Home For Public What is Gum Disease?

What is Gum Disease?

What is Gum Disease?
0

by Dr. Eric Browning, Muncie, IN


 

Types of gum disease include gingivitis and periodontitis. The mildest form of gum disease is gingivitis. Gingivitis is an inflammation of the gum tissue leading to red, swollen, and bleeding gums. This type of gum disease is completely reversible as it is most often caused by plaque accumulation. Adequate oral hygiene to remove the plaque will most times result in an alleviation of the gingivitis.

The yellow gunk on and in between teeth is plaque. If left untreated, plaque can lead to severe gum disease.
If left untreated, plaque can lead to severe gum disease.

If allowed to progress, gingivitis becomes periodontitis. If plaque is not completely removed, it can work its way under the gum line. Once under the gum line, chronic inflammation sets in. This inflammation can lead to destruction of the bone and the tissues supporting the teeth. The gum tissue separates from the teeth creating pockets. As the disease progresses, pockets deepen and bone destruction increases.

Most of the time, periodontal disease is painless. Common symptoms of periodontal disease include:

  • bad breath
  • red, swollen gums
  • gums that bleed when brushing or flossing
  • loose teeth
  • receding gums
  • change in the way your teeth fit together

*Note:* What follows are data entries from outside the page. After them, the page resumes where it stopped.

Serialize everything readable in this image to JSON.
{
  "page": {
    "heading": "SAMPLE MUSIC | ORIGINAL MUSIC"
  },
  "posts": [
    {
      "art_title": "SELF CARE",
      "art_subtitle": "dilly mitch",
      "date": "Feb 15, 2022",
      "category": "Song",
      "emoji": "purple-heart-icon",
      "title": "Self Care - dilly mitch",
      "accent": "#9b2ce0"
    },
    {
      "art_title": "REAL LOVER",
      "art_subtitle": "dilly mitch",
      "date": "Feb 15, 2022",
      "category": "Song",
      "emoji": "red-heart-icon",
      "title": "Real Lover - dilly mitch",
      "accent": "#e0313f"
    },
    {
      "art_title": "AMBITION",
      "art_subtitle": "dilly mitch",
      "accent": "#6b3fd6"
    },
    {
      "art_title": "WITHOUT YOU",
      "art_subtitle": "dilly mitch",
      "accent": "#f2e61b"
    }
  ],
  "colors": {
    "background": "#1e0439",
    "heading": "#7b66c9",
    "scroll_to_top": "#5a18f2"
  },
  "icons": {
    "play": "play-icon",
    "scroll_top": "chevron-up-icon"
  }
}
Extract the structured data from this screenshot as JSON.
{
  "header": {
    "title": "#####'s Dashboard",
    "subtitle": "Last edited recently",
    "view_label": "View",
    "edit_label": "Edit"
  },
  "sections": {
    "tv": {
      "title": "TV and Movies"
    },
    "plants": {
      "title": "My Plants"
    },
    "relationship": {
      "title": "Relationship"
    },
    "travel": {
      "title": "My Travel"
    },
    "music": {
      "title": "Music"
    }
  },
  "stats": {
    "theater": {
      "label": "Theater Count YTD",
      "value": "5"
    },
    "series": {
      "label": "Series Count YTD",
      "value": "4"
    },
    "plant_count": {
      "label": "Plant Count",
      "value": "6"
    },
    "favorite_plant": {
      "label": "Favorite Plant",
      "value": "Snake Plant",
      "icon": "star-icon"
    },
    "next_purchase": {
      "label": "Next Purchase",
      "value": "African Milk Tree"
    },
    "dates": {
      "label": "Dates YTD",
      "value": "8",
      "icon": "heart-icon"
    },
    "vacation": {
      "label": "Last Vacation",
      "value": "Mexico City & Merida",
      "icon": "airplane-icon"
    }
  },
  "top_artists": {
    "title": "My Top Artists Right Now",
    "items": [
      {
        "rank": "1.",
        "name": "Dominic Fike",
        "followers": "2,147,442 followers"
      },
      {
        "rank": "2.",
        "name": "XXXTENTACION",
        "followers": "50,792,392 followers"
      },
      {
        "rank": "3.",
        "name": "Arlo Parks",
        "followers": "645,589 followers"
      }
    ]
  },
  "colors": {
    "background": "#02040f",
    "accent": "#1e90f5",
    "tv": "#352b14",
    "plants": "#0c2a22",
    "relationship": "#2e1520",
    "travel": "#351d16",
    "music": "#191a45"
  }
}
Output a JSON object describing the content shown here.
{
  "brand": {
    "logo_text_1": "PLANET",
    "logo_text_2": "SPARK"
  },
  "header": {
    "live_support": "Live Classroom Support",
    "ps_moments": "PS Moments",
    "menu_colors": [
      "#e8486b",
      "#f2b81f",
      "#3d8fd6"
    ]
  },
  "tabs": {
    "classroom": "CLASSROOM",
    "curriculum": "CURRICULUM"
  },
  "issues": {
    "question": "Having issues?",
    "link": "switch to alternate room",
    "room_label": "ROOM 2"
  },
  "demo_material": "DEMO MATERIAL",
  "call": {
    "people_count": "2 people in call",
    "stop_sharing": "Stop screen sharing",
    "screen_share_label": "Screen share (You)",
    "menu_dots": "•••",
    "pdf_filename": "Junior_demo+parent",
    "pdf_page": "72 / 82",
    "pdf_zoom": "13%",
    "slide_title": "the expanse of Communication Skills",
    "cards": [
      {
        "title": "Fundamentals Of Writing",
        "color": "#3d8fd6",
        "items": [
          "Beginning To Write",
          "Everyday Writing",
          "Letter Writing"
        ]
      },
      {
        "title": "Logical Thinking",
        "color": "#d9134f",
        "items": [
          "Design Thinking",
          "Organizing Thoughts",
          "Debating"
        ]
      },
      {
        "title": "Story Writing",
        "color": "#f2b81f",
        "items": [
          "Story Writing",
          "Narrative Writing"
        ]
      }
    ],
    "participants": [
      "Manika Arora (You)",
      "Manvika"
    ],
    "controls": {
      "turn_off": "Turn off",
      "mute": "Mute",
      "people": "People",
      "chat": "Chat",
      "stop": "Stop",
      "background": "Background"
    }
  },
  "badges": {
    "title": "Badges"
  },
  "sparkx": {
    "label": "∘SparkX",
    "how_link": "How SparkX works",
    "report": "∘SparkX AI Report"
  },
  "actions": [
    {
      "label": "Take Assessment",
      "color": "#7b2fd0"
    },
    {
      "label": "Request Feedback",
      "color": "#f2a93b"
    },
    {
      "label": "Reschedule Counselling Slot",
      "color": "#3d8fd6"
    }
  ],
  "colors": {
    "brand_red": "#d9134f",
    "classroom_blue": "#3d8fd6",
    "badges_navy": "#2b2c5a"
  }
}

If left untreated, periodontal disease leads to the loss of teeth.

The main causative factor of periodontal disease is plaque, but there are other risk factors as well. These include:

Smoking-probably the most significant risk factor in the development and rate of progression of periodontal disease

Genetics-some people have a genetic susceptibility to periodontal disease

Stress-The body’s defenses are not as adept at fighting off bacteria due to stress. This includes the bacteria involved in periodontal disease

Diabetes– Undiagnosed or poorly controlled diabetes can worsen periodontal disease. Conversely, untreated periodontal disease can make blood sugar control more difficult for patients with diabetes

Clenching/Grinding of the Teeth-Excessive force applied to the teeth can be transmitted to the bone, thereby increasing the rate of bone destruction

Periodontal disease can be preventable. Removing food debris and plaque from in and around the teeth and gums is the mainstay of gum disease prevention. This includes:

  • Brushing after meals
  • Using dental floss or some other technique to clean in between the teeth, such as interdental brushes or Waterpik®
  • Use mouthwash to remove any debris that brushing and flossing may have missed
  • Visit your dental professional regularly

 


About Eric Browning, DMD

Dr. Browning received his DMD from the University of Kentucky College of Dentistry and his MS from the University of Texas Health Science Center at San Antonio.  He is a periodontist in Muncie, IN. He can be contacted at browningperiodontics.com.



 

 

Close